26:51 Behold, we [but] ardently desire that our Sustainer forgive us our faults in return for our having been foremost among the believers!”
Lit., “thou wilt surely be among those who are stoned [to death)”.
26:52 And [there came a time when] We inspired Moses thus, “Go forth with My servants by night: for, behold, you will be pursued!”
Or: “decide Thou with a [clear] decision between me and them”. My choice of the primary significance of iftah (“lay open”, i.e., the truth) has been explained in note 72 on the last sentence of 7:89.
26:53 And Pharaoh sent heralds unto all cities.
The story of Noah and his people, as well as of the Deluge, is given in greater detail in 11:25-48.
26:54 [Bidding them to call out his troops and to proclaim:] “Behold, these [children of Israel] are but a contemptible band.
For the message specifically alluded to here, see verses 111-115, as well as note 50 above.
26:55 But they are indeed filled with hatred of us.
See 7:65 and the corresponding note 48.
26:56 Seeing that we are, verily, a nation united, fully prepared against danger.
The noun ayah, which primarily denotes “a sign” or “a token”, evidently refers here to the ancient Semitic custom of worshipping the tribal gods on hilltops, which were crowned to this end by sacrificial altars or monuments, each of them devoted to a particular deity: hence my rendering of ayah, in this particular context, as “altars” (in the plural).
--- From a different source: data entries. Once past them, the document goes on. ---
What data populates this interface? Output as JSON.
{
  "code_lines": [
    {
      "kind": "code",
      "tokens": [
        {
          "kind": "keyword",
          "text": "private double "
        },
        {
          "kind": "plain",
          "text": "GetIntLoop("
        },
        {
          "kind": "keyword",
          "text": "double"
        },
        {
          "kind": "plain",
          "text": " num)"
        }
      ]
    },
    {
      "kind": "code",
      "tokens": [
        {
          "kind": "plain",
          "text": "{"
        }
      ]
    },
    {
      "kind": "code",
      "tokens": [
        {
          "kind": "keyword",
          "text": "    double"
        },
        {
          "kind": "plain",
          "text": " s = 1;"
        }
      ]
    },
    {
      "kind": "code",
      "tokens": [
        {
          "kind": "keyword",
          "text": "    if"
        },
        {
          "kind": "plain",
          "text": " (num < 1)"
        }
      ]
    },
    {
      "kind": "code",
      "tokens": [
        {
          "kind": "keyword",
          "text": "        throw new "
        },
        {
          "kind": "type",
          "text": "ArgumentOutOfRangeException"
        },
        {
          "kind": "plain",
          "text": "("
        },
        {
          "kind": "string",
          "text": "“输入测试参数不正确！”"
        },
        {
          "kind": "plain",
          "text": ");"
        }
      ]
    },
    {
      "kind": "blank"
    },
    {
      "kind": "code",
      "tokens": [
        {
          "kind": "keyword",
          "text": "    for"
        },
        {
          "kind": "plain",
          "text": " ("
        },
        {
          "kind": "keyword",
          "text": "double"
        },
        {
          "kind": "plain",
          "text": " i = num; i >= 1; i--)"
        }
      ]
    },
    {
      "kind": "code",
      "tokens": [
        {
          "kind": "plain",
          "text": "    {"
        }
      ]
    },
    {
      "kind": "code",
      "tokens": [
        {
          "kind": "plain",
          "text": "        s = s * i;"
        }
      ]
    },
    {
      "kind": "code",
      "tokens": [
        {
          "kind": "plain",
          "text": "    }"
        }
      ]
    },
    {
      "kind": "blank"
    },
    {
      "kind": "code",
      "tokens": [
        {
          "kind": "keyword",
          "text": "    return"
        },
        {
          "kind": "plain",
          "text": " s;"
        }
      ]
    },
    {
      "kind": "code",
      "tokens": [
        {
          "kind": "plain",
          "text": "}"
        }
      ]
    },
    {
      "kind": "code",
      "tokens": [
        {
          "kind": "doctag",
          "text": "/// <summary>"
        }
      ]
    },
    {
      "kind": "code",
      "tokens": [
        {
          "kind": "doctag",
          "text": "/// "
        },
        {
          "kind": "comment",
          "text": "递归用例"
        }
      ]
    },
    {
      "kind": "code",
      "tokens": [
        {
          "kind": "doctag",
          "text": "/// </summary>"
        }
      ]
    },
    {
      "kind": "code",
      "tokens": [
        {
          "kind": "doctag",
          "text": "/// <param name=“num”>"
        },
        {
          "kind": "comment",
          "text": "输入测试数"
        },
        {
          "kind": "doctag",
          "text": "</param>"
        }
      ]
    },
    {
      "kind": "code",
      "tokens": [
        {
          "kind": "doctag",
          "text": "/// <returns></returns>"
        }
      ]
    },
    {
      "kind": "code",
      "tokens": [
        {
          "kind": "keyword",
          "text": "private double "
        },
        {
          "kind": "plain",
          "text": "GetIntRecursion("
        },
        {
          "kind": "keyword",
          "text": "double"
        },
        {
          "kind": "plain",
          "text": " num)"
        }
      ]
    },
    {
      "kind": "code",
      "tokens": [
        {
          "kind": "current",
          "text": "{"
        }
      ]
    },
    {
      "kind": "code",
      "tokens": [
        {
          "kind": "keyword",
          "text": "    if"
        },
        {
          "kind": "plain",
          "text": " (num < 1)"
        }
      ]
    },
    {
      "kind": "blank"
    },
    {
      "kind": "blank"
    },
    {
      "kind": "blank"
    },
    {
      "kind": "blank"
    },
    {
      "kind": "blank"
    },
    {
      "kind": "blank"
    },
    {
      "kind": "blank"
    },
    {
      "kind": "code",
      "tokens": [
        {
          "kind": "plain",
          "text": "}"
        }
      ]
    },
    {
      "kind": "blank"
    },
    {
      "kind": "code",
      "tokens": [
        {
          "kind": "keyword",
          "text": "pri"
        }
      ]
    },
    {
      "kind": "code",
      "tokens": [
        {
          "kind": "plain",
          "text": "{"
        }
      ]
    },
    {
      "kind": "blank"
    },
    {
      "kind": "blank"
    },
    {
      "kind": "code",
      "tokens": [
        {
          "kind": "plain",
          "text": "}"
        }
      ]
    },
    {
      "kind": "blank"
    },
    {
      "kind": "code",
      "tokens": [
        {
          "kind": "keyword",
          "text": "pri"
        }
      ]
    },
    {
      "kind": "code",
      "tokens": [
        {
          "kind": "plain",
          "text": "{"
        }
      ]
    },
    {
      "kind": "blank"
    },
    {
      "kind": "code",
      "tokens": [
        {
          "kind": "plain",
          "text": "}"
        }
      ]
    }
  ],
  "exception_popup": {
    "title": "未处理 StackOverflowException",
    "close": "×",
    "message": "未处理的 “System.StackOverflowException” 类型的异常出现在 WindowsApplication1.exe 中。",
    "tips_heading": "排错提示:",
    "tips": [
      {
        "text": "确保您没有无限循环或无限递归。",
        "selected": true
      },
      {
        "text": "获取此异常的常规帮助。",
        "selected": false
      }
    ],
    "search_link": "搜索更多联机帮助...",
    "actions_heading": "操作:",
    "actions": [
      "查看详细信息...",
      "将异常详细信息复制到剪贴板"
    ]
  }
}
26:57 And so we have [rightly] driven them out of [their] gardens and springs.
The meaning could be either “hoping that you might live in them forever”, or “that you might gain immortal renown for having built them”.
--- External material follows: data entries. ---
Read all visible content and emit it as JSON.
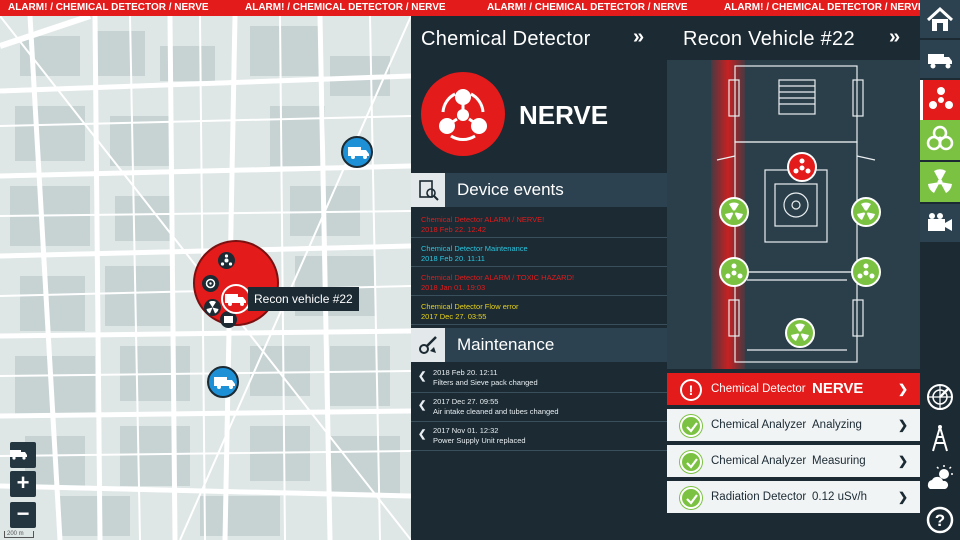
{
  "alarm_bar": {
    "left_text": "ALARM! / CHEMICAL DETECTOR / NERVE",
    "mid_text": "ALARM! / CHEMICAL DETECTOR / NERVE",
    "mid2_text": "ALARM! / CHEMICAL DETECTOR / NERVE",
    "right_text": "ALARM! / CHEMICAL DETECTOR / NERVE"
  },
  "map": {
    "scale_label": "200 m",
    "recon_label": "Recon vehicle #22",
    "zoom_in": "+",
    "zoom_out": "−"
  },
  "chemical_detector": {
    "title": "Chemical Detector",
    "expand_glyph": "»",
    "agent": "NERVE",
    "device_events_title": "Device events",
    "events": [
      {
        "line1": "Chemical Detector  ALARM / NERVE!",
        "line2": "2018 Feb 22. 12:42",
        "color": "#e31b1b"
      },
      {
        "line1": "Chemical Detector  Maintenance",
        "line2": "2018 Feb 20. 11:11",
        "color": "#2bc6e0"
      },
      {
        "line1": "Chemical Detector  ALARM / TOXIC HAZARD!",
        "line2": "2018 Jan 01. 19:03",
        "color": "#e31b1b"
      },
      {
        "line1": "Chemical Detector  Flow error",
        "line2": "2017 Dec 27. 03:55",
        "color": "#e8d21d"
      }
    ],
    "maintenance_title": "Maintenance",
    "maintenance": [
      {
        "line1": "2018 Feb 20. 12:11",
        "line2": "Filters and Sieve pack changed"
      },
      {
        "line1": "2017 Dec 27. 09:55",
        "line2": "Air intake cleaned and tubes changed"
      },
      {
        "line1": "2017 Nov 01. 12:32",
        "line2": "Power Supply Unit replaced"
      }
    ],
    "maint_chevron": "❮"
  },
  "recon_vehicle": {
    "title": "Recon Vehicle #22",
    "expand_glyph": "»",
    "status_rows": [
      {
        "name": "Chemical Detector",
        "value": "NERVE",
        "state": "alarm",
        "icon": "warning-icon",
        "glyph": "!"
      },
      {
        "name": "Chemical Analyzer",
        "value": "Analyzing",
        "state": "ok",
        "icon": "check-icon"
      },
      {
        "name": "Chemical Analyzer",
        "value": "Measuring",
        "state": "ok",
        "icon": "check-icon"
      },
      {
        "name": "Radiation Detector",
        "value": "0.12 uSv/h",
        "state": "ok",
        "icon": "check-icon"
      }
    ],
    "row_chevron": "❯"
  },
  "colors": {
    "alarm_red": "#e31b1b",
    "ok_green": "#7cc242",
    "panel_dark": "#1b2a33",
    "vehicle_blue": "#1e90d6"
  },
  "sidebar": {
    "items": [
      "home-icon",
      "vehicle-icon",
      "chemical-icon",
      "biohazard-icon",
      "radiation-icon",
      "camera-icon",
      "radar-icon",
      "antenna-icon",
      "weather-icon",
      "help-icon"
    ]
  }
}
26:58 And [deprived them of their erstwhile] station of honor!”
The term jabbar, when applied to man, as a rule, denotes one who is haughty, overbearing, exorbitant and cruel, and does not submit to any moral restraints in his dealings with those who are weaker than himself. Sometimes (as, e.g., in 11:59 or 14:15) this term is used to describe a person’s negative ethical attitude, and in that case, it may be rendered as “enemy of the truth”. In the present instance, however, stress is laid on the tyrannical behavior of the tribe of ‘Ad, evidently relating to their warlike conflicts with other people: and in this sense, it expresses a Qur’anic prohibition, valid for all times, of all unnecessary cruelty in warfare, coupled with the positive, clearly-implied injunction to subordinate every act of war – as well as the decision to wage war as such – to moral considerations and restraints.
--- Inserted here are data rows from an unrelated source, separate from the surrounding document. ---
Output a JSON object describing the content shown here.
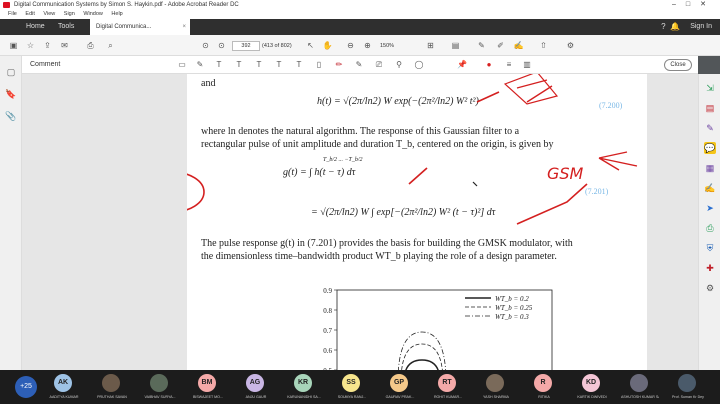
{
  "window": {
    "title": "Digital Communication Systems by Simon S. Haykin.pdf - Adobe Acrobat Reader DC"
  },
  "menu": [
    "File",
    "Edit",
    "View",
    "Sign",
    "Window",
    "Help"
  ],
  "tabs": {
    "home": "Home",
    "tools": "Tools",
    "document": "Digital Communica...",
    "signin": "Sign In"
  },
  "toolbar": {
    "page_current": "392",
    "page_count": "(413 of 802)",
    "zoom": "150%"
  },
  "comment_bar": {
    "label": "Comment",
    "close": "Close"
  },
  "page": {
    "line_and": "and",
    "eq_h": "h(t) = √(2π/ln2) W exp(−(2π²/ln2) W² t²)",
    "eq_h_num": "(7.200)",
    "para1_l1": "where ln denotes the natural algorithm. The response of this Gaussian filter to a",
    "para1_l2": "rectangular pulse of unit amplitude and duration T_b, centered on the origin, is given by",
    "eq_g1": "g(t) = ∫ h(t − τ) dτ",
    "eq_g1_lims": "T_b/2 ... −T_b/2",
    "eq_g2": "= √(2π/ln2) W ∫ exp[−(2π²/ln2) W² (t − τ)²] dτ",
    "eq_g_num": "(7.201)",
    "para2_l1": "The pulse response g(t) in (7.201) provides the basis for building the GMSK modulator, with",
    "para2_l2": "the dimensionless time–bandwidth product WT_b playing the role of a design parameter.",
    "annotation_circle": "2",
    "annotation_gsm": "GSM"
  },
  "chart_data": {
    "type": "line",
    "ylim": [
      0.5,
      0.9
    ],
    "yticks": [
      "0.9",
      "0.8",
      "0.7",
      "0.6",
      "0.5"
    ],
    "legend": [
      "WT_b = 0.2",
      "WT_b = 0.25",
      "WT_b = 0.3"
    ],
    "series": [
      {
        "name": "WT_b = 0.2",
        "peak": 0.55
      },
      {
        "name": "WT_b = 0.25",
        "peak": 0.63
      },
      {
        "name": "WT_b = 0.3",
        "peak": 0.69
      }
    ]
  },
  "participants": {
    "more": "+25",
    "people": [
      {
        "initials": "AK",
        "name": "AADITYA KUMAR",
        "color": "#9ec3e6"
      },
      {
        "initials": "",
        "name": "PRUTHAK SAVAN",
        "color": "#6b5a4a"
      },
      {
        "initials": "",
        "name": "VAIBHAV SURYA...",
        "color": "#5a6a5a"
      },
      {
        "initials": "BM",
        "name": "BISWAJEET MO...",
        "color": "#f4a9a8"
      },
      {
        "initials": "AG",
        "name": "ANJU GAUR",
        "color": "#c9b6e4"
      },
      {
        "initials": "KR",
        "name": "KARUNANIDHI SA...",
        "color": "#a8d5ba"
      },
      {
        "initials": "SS",
        "name": "SOUMYA RANJ...",
        "color": "#f6e58d"
      },
      {
        "initials": "GP",
        "name": "GAURAV PRAK...",
        "color": "#f5c98a"
      },
      {
        "initials": "RT",
        "name": "ROHIT KUMAR...",
        "color": "#f4a9a8"
      },
      {
        "initials": "",
        "name": "YASH SHARMA",
        "color": "#7a6a5a"
      },
      {
        "initials": "R",
        "name": "RITIKA",
        "color": "#f4a9a8"
      },
      {
        "initials": "KD",
        "name": "KARTIK DWIVEDI",
        "color": "#f4c6d6"
      },
      {
        "initials": "",
        "name": "ASHUTOSH KUMAR SAHOO",
        "color": "#6a6a7a"
      },
      {
        "initials": "",
        "name": "Prof. Suman Kr Dey",
        "color": "#4a5a6a"
      }
    ]
  }
}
26:59 Thus it was, but [in the course of time] We were to bestow all these [things] as a heritage on the children of Israel.
Lit., “with all that you know” or “that you are [or “might be”] aware of”.
26:60 And so [the Egyptians] caught up with them at sunrise.
Lit., “the innate habit of the earlier people (al-awwalin)”. The noun khuluq denotes one’s “nature” in the sense of “innate disposition” (tabi’ah) or “moral character” (Taj al-‘Arus); hence the use of this term to describe “that to which one clings”, i.e., one’s “innate habit” or “custom”, and, in a specific sense, one’s religion (ibid).